____ Dataset records
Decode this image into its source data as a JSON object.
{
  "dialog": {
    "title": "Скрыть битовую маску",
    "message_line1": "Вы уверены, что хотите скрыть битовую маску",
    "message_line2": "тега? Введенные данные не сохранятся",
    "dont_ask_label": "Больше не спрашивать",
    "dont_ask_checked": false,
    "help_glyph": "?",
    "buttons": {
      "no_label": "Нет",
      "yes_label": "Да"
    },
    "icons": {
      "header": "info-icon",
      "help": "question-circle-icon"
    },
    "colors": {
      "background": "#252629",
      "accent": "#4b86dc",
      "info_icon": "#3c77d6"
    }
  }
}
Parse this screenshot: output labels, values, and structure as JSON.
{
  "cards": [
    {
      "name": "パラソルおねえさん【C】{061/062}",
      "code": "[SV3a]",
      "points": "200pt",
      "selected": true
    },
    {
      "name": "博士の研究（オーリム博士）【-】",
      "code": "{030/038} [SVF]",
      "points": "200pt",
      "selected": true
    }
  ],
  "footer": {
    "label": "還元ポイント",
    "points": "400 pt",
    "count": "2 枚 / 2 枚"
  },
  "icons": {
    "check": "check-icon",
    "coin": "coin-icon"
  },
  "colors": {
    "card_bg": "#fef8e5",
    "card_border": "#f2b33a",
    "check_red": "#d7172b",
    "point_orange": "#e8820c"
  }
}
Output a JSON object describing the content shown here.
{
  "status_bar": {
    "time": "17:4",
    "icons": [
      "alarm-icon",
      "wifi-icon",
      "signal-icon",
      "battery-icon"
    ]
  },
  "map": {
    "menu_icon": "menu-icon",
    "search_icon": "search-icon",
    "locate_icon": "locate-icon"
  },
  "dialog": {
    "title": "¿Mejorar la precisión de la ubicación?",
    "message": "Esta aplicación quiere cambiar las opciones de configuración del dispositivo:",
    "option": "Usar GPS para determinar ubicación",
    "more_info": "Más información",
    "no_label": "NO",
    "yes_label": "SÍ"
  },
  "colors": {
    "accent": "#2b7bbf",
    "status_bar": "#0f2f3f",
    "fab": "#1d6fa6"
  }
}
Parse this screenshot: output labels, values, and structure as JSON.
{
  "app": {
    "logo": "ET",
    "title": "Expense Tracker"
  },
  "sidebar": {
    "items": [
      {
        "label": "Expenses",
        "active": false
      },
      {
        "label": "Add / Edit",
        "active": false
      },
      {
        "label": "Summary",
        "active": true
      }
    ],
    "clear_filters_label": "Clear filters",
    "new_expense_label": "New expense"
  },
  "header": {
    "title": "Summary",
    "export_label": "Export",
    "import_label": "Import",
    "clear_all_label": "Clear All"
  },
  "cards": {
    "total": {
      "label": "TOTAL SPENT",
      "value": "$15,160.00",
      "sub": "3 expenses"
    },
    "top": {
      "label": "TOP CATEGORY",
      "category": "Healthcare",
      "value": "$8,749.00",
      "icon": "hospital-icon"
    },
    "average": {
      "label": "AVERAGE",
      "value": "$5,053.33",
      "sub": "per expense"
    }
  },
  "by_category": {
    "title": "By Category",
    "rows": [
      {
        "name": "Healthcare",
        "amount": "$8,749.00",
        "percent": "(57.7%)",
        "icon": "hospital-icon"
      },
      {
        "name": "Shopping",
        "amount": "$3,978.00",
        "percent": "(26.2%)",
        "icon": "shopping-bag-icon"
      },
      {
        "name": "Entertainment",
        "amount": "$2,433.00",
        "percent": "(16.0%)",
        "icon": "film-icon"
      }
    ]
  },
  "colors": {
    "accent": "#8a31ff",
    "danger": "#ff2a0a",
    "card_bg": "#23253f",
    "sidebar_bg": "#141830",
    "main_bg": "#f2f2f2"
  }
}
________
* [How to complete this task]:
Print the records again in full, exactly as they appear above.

* [Solution to this exercise]:
Decode this image into its source data as a JSON object.
{
  "dialog": {
    "title": "Скрыть битовую маску",
    "message_line1": "Вы уверены, что хотите скрыть битовую маску",
    "message_line2": "тега? Введенные данные не сохранятся",
    "dont_ask_label": "Больше не спрашивать",
    "dont_ask_checked": false,
    "help_glyph": "?",
    "buttons": {
      "no_label": "Нет",
      "yes_label": "Да"
    },
    "icons": {
      "header": "info-icon",
      "help": "question-circle-icon"
    },
    "colors": {
      "background": "#252629",
      "accent": "#4b86dc",
      "info_icon": "#3c77d6"
    }
  }
}
Parse this screenshot: output labels, values, and structure as JSON.
{
  "cards": [
    {
      "name": "パラソルおねえさん【C】{061/062}",
      "code": "[SV3a]",
      "points": "200pt",
      "selected": true
    },
    {
      "name": "博士の研究（オーリム博士）【-】",
      "code": "{030/038} [SVF]",
      "points": "200pt",
      "selected": true
    }
  ],
  "footer": {
    "label": "還元ポイント",
    "points": "400 pt",
    "count": "2 枚 / 2 枚"
  },
  "icons": {
    "check": "check-icon",
    "coin": "coin-icon"
  },
  "colors": {
    "card_bg": "#fef8e5",
    "card_border": "#f2b33a",
    "check_red": "#d7172b",
    "point_orange": "#e8820c"
  }
}
Output a JSON object describing the content shown here.
{
  "status_bar": {
    "time": "17:4",
    "icons": [
      "alarm-icon",
      "wifi-icon",
      "signal-icon",
      "battery-icon"
    ]
  },
  "map": {
    "menu_icon": "menu-icon",
    "search_icon": "search-icon",
    "locate_icon": "locate-icon"
  },
  "dialog": {
    "title": "¿Mejorar la precisión de la ubicación?",
    "message": "Esta aplicación quiere cambiar las opciones de configuración del dispositivo:",
    "option": "Usar GPS para determinar ubicación",
    "more_info": "Más información",
    "no_label": "NO",
    "yes_label": "SÍ"
  },
  "colors": {
    "accent": "#2b7bbf",
    "status_bar": "#0f2f3f",
    "fab": "#1d6fa6"
  }
}
Parse this screenshot: output labels, values, and structure as JSON.
{
  "app": {
    "logo": "ET",
    "title": "Expense Tracker"
  },
  "sidebar": {
    "items": [
      {
        "label": "Expenses",
        "active": false
      },
      {
        "label": "Add / Edit",
        "active": false
      },
      {
        "label": "Summary",
        "active": true
      }
    ],
    "clear_filters_label": "Clear filters",
    "new_expense_label": "New expense"
  },
  "header": {
    "title": "Summary",
    "export_label": "Export",
    "import_label": "Import",
    "clear_all_label": "Clear All"
  },
  "cards": {
    "total": {
      "label": "TOTAL SPENT",
      "value": "$15,160.00",
      "sub": "3 expenses"
    },
    "top": {
      "label": "TOP CATEGORY",
      "category": "Healthcare",
      "value": "$8,749.00",
      "icon": "hospital-icon"
    },
    "average": {
      "label": "AVERAGE",
      "value": "$5,053.33",
      "sub": "per expense"
    }
  },
  "by_category": {
    "title": "By Category",
    "rows": [
      {
        "name": "Healthcare",
        "amount": "$8,749.00",
        "percent": "(57.7%)",
        "icon": "hospital-icon"
      },
      {
        "name": "Shopping",
        "amount": "$3,978.00",
        "percent": "(26.2%)",
        "icon": "shopping-bag-icon"
      },
      {
        "name": "Entertainment",
        "amount": "$2,433.00",
        "percent": "(16.0%)",
        "icon": "film-icon"
      }
    ]
  },
  "colors": {
    "accent": "#8a31ff",
    "danger": "#ff2a0a",
    "card_bg": "#23253f",
    "sidebar_bg": "#141830",
    "main_bg": "#f2f2f2"
  }
}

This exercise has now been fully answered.